“When I hear that kind of language used, it’s concerning because the F.B.I., the Department of Justice conduct court-ordered electronic surveillance,” said Mr. Comey, who oversaw the inquiry until President Trump abruptly fired him in May 2017. “I have never thought of that as spying.”
Mr. Barr said in congressional testimony on Wednesday that the bureau might have taken improper measures while investigating links between Mr. Trump’s campaign and Russia, describing the F.B.I.’s conduct as “spying,” a term typically associated with unlawful surveillance.
“I think spying did occur,” Mr. Barr said. “The question is whether it was adequately predicated. And I’m not suggesting that it wasn’t adequately predicated. But I need to explore that.”
Mr. Barr’s statement lined up with that longstanding talking point used by Mr. Trump and his allies. A person who has discussed the matter with Mr. Barr said that he did not mean to imply that the measures had been improper, but Mr. Barr never released a statement clarifying his remarks.
Mr. Trump said again on Thursday that he believed “there was absolutely spying into my campaign.”
“I’ll go a step further: In my opinion, it was illegal spying, unprecedented spying, and something that should never be allowed to happen in our country again,” Mr. Trump said. “And I think his answer was actually a very accurate one.”
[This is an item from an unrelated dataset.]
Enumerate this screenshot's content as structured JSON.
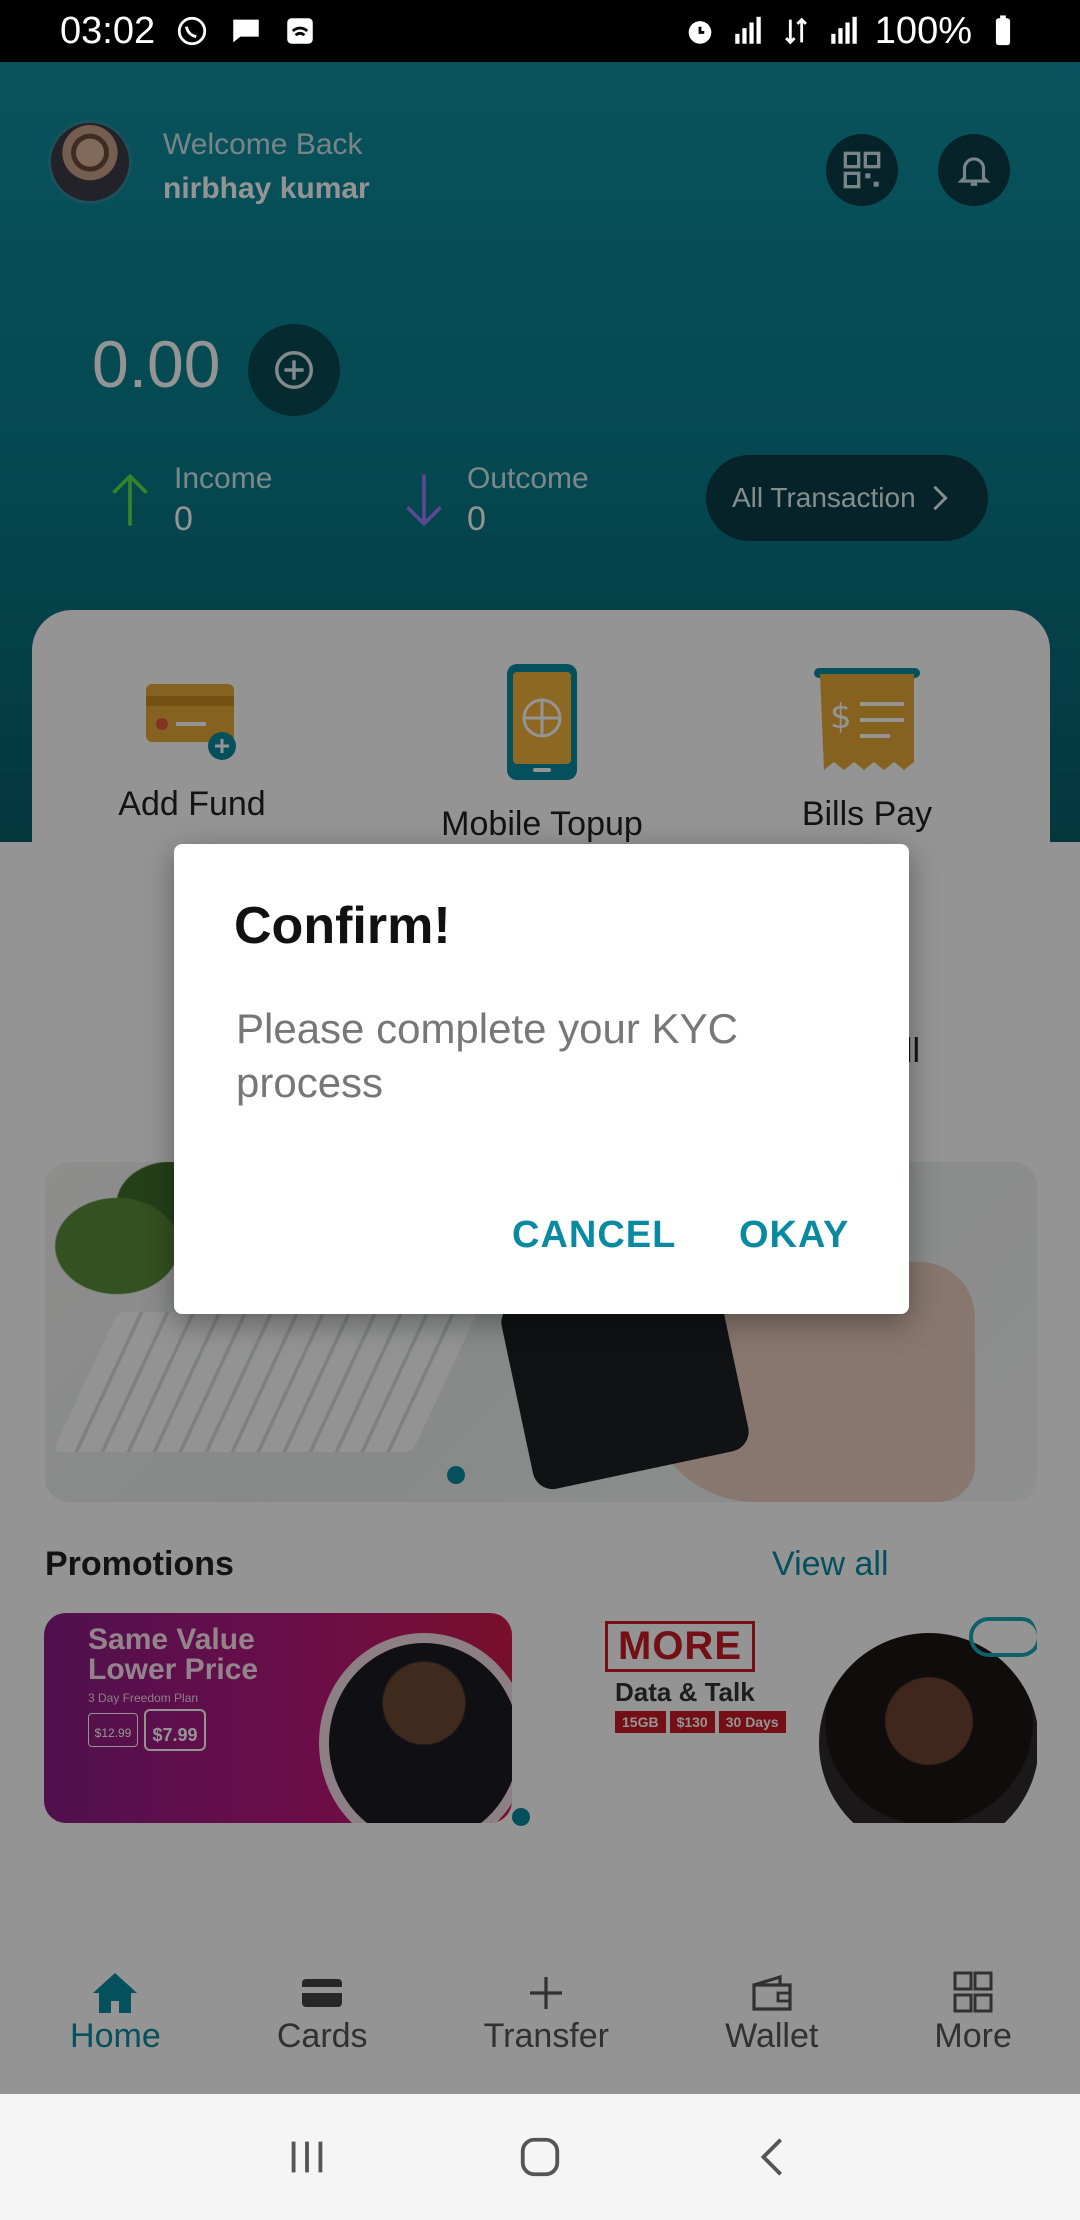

Democrats on Capitol Hill accused Mr. Barr of imparting the authority of his office onto right-wing conspiracy theories favored by the president and his allies that American authorities illegally monitored the Trump campaign. Senator Chuck Schumer of New York, the Democratic leader, echoing members of his party, said the attorney general had lost all credibility.
“Barr’s comments yesterday have just destroyed the scintilla of credibility he had left in terms of being a fair and impartial person,” Mr. Schumer told reporters, while accusing Mr. Barr of behaving like “the press secretary to the president.”
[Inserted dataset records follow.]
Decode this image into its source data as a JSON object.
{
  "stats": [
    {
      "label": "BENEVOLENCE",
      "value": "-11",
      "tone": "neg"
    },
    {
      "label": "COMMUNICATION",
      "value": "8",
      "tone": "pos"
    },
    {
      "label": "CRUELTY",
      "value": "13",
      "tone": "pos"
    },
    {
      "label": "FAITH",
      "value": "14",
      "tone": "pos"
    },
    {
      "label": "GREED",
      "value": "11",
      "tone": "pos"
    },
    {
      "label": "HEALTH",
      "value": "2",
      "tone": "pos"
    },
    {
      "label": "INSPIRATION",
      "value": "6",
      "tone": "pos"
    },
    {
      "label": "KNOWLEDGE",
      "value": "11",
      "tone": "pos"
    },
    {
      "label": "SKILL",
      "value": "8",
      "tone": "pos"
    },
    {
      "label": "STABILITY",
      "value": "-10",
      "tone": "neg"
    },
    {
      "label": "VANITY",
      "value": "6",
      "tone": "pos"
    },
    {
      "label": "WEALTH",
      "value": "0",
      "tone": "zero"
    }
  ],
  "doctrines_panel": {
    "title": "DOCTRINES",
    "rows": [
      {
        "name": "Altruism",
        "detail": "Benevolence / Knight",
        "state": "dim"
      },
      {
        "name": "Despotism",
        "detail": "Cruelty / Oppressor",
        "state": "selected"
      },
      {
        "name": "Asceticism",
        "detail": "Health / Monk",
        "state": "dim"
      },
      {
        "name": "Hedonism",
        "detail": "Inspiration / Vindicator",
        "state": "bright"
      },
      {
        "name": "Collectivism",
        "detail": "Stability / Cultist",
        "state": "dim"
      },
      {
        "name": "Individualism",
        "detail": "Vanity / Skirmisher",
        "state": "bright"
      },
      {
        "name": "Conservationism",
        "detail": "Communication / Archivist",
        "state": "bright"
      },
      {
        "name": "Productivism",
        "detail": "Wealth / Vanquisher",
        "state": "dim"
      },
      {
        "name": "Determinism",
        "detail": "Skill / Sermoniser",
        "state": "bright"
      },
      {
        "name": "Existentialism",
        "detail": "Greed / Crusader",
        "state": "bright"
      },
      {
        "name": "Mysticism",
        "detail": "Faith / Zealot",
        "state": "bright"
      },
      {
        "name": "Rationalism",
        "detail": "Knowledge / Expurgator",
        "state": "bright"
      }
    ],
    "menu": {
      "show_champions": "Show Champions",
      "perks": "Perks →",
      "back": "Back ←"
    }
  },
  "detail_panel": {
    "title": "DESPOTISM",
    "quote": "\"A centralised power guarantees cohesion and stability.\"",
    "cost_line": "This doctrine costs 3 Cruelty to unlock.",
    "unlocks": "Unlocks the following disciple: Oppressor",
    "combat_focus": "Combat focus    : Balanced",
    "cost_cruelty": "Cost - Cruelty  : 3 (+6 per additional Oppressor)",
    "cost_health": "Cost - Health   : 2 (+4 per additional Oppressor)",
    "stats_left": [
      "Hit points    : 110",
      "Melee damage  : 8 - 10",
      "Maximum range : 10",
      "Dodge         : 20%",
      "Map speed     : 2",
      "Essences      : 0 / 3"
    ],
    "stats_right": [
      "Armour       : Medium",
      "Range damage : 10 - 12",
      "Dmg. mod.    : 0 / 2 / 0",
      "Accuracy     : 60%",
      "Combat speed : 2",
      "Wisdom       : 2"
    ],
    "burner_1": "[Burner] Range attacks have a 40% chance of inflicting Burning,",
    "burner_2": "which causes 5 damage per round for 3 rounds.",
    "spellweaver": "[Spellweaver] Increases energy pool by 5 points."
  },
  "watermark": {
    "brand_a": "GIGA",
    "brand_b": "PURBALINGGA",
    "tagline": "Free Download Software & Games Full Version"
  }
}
In 2016, the F.B.I. sent an informant, a typical investigative step, to speak to two Trump campaign advisers after agents uncovered evidence that both had suspicious contacts linked to Russia during the campaign. When the role of the informant gained attention last year, the president seized on it to accuse law enforcement officials of illegally infiltrating his campaign.
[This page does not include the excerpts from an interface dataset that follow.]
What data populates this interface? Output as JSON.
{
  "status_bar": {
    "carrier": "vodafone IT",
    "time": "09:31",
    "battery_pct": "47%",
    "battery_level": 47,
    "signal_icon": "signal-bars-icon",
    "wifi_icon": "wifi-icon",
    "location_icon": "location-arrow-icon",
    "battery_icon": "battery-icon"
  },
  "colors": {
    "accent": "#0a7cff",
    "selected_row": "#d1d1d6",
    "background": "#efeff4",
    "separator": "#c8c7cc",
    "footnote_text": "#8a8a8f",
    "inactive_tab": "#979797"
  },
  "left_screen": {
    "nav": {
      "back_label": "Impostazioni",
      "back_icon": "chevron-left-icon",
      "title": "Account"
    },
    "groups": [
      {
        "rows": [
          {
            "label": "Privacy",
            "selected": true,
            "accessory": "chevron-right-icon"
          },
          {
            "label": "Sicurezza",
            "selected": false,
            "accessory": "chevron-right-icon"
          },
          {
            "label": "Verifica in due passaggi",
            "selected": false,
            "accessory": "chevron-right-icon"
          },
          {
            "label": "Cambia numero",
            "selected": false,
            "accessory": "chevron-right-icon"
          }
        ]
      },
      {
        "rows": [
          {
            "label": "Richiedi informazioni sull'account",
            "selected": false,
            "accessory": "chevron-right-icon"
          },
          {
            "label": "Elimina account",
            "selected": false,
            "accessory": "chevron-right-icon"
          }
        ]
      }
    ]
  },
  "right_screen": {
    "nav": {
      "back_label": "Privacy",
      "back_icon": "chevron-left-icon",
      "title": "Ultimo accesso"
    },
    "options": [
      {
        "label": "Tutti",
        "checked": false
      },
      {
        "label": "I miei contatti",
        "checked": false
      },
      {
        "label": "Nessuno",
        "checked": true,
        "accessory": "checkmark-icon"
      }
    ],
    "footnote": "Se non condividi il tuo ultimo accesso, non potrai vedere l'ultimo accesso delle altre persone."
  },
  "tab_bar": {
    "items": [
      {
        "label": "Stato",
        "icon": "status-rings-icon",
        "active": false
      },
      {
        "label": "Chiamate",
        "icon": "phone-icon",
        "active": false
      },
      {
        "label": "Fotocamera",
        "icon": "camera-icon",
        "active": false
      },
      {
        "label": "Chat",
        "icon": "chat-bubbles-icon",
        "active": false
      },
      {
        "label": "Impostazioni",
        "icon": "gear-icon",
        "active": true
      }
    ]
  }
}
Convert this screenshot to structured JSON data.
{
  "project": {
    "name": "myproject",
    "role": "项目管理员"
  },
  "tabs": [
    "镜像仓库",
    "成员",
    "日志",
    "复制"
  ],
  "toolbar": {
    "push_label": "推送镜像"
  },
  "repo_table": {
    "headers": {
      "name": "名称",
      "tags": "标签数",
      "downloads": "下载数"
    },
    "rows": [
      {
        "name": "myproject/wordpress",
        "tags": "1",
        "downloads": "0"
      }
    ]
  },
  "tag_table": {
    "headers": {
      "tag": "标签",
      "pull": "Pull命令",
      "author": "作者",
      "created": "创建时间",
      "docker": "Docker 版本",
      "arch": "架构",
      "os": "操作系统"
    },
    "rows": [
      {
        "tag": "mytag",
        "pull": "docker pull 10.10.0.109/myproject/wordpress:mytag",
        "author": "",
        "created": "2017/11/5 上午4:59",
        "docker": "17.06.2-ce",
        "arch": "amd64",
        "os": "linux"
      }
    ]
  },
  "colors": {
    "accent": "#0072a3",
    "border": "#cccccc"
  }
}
Mr. Comey is familiar with the issue. In March 2017, Mr. Trump accused the F.B.I. and Obama administration in a tweet of illegally wiretapping Trump Tower during the campaign. The tweet angered Mr. Comey, who knew the claim was false and pushed the Justice Department to refute it. The Justice Department never release a statement, but Mr. Comey later said publicly that Mr. Trump’s claim had no merit.
“If the attorney general has come to the belief that that should be called spying, wow,” Mr. Comey said at a cybersecurity conference outside San Francisco. “That’s going to require a whole lot of conversations inside the Department of Justice. But I don’t know what he meant.”
Mr. Comey said that regardless of what the special counsel, Robert S. Mueller III, found during his investigation into Mr. Trump and his campaign, Mr. Barr already revealed, in his letter to Congress last month, that the investigation had uncovered important facts about Russia’s interference in the 2016 election.
“It tells us even without even reading the Mueller report that the Russia thing was not a hoax,” Mr. Comey said. “That it was real and that it is backed — that assessment is backed by hard evidence. It is true that the Russians came after us. They are going to come again because they exceeded their wildest hopes.”
Despite Mr. Barr’s claims about spying, Mr. Comey said he would give Mr. Barr the benefit of the doubt that he would put following the facts and law above protecting the president.
“Maybe the only thing I can say generally is I think his career has earned him a presumption that he will be one of the grayer Trump cabinet members who will stand up for things like truth and facts and institutional values. So I still think he’s entitled to that presumption,” Mr. Comey said. “Language like this makes it harder, but I still think he’s entitled to that presumption because I don’t understand what the heck he’s talking about — that’s all I can say.”